VicRoads refusal due to service report

If the refusal was because the interlock service report shows that an attempt was made to start the vehicle and the vehicle would not start because it detected alcohol, the driver will be presumed to be responsible for this. In this case the driver will have to apply to the Magistrates' Court for an alcohol interlock condition removal order before they can have the alcohol interlock removed.

The driver has to give 28 days written notice of the application to the police, telling them which court they are applying to. The application must include any date relating to the failed attempt to start the vehicle, providing evidence of the identity of the person who attempted to start the vehicle.

The court will make a decision based on the evidence of the driver and of the police. The court will inform VicRoads of their order. If the court decides to order that the interlock device can be removed, the driver will then need to return to VicRoads with a copy of the order so that they can have the interlock condition removed from their licence.

See s. 50AAAC—Road Safety Act 1986 (Vic)(opens in a new window).

If someone else tried and failed to start a vehicle fitted with an interlock

If someone else has tried to start a vehicle with an interlock device, but the car failed to start due to the presence of alcohol, this will show up on the interlock report for that vehicle. If this happens the driver who has an interlock device fitted to their vehicle will have to apply to the Magistrates' Court, asking the court to make a direction that they were not the one responsible for this failed attempt to start the vehicle.

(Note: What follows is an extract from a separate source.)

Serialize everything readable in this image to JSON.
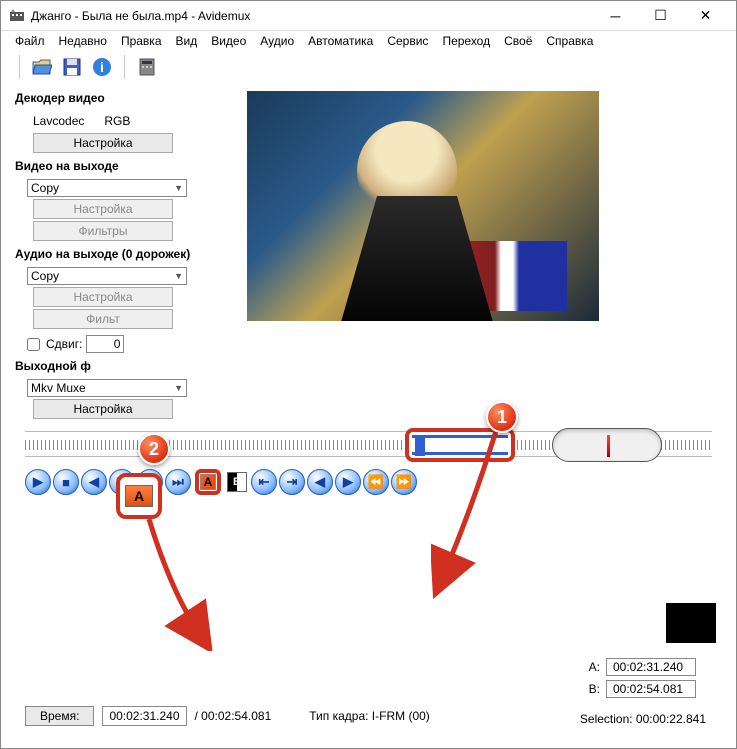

The court will then make a direction to VicRoads stating that the driver who drives subject to an interlock licence was not the one responsible.

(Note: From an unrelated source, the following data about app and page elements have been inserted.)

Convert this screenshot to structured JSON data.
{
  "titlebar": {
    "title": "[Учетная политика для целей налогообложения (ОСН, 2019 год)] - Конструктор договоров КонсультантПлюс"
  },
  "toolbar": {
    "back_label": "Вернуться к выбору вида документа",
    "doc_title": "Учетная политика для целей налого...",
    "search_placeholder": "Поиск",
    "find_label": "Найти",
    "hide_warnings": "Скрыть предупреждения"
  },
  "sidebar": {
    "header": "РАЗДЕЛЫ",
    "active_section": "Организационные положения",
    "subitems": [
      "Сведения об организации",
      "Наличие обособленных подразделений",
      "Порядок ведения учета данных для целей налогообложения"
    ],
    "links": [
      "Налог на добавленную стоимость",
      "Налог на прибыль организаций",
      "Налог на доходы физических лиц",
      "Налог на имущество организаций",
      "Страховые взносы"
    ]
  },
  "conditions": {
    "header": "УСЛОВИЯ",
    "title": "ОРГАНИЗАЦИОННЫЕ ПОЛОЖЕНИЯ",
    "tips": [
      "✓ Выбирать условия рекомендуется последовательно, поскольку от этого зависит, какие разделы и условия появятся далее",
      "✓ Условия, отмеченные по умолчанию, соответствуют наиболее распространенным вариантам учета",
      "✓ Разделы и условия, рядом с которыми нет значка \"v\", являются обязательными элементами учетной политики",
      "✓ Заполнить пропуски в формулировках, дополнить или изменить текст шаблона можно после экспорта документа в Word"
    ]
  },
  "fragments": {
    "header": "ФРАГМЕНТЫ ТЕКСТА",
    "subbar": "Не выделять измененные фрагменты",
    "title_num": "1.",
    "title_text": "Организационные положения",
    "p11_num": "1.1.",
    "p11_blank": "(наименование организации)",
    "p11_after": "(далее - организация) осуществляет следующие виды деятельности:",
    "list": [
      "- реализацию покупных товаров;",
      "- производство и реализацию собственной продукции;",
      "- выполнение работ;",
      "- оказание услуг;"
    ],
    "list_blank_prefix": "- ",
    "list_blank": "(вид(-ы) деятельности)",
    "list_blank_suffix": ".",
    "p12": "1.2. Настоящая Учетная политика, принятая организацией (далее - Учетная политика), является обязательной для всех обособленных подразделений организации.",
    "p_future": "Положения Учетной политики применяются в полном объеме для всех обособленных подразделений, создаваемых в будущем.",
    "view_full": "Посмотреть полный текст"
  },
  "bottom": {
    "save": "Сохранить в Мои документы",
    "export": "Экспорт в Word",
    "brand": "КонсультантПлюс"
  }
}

The following documents will need to be filed at court when they make this application:

  • a copy of the written notice from VicRoads about the decision not to remove the alcohol interlock condition
  • data obtained from the alcohol interlock that relates to the failed attempts that provides evidence (whether photographic or otherwise) about the identity of the person who attempted to start the vehicle.

The alcohol interlock condition will not be stayed, when the application is made, or when the court makes a decision.

The matter will be listed for hearing within 28 days of the application being made.

To access the application form see Forms and s. 50AAAC—Road Safety Act 1986 (Vic)(opens in a new window).

More information

Legislation

Road Safety Act 1986 (Vic)

  • s. 19(7)—full licensed driver who drives subject to interlock device must carry licence in possession at all times while driving or being in charge of a motor vehicle
  • s. 31KA—administrative scheme for imposing alcohol interlock condition
  • s. 31KB—administrative scheme for imposing alcohol interlock condition for interstate offences
  • s. 50AAA—directions to impose alcohol interlock condition
    • s. 50AAA(7)—interlock period begins when VicRoads grants a licence with interlock condition attached (I licence)
    • s. 50AAA(8)—if more than one interlock condition is attached to a licence, the periods are to be served concurrently (together)
  • s. 50AAD—offences and immobilisation orders
  • s. 50AAAB—administrative scheme for removing an alcohol interlock condition
  • s. 50AAAC—application to Magistrates' Court for direction
  • s. 58D—persons required to complete a second stage behaviour change program
  • Schedule 1B—alcohol interlock requirement(opens in a new window)
  • item 57AA(f)—Schedule 2—subject matter for regulations—alcohol interlock usage data requirements

See Road Safety Act 1986 (Vic)(opens in a new window).

Road Safety (Drivers) Regulations 2019 (Vic)

  • Part 2 Division 4—Alcohol interlocks
    • r. 31—definition of minimum compliance period
    • r. 32—prescribed alcohol interlock usage data requirements
    • r. 33—report to accompany application for exemption from or removal of alcohol interlock condition on medical grounds
  • Part 5 Division 2—review
    • r. 91—defines 'relevant decision
    • r. 92—affected person entitled to be given reasons
    • r. 93—internal review

See Road Safety (Drivers) Regulations 2019 (Vic)(opens in a new window).

References

VicRoads

VicRoads has information for drivers about using and removing alcohol interlock devices.

See:

Updated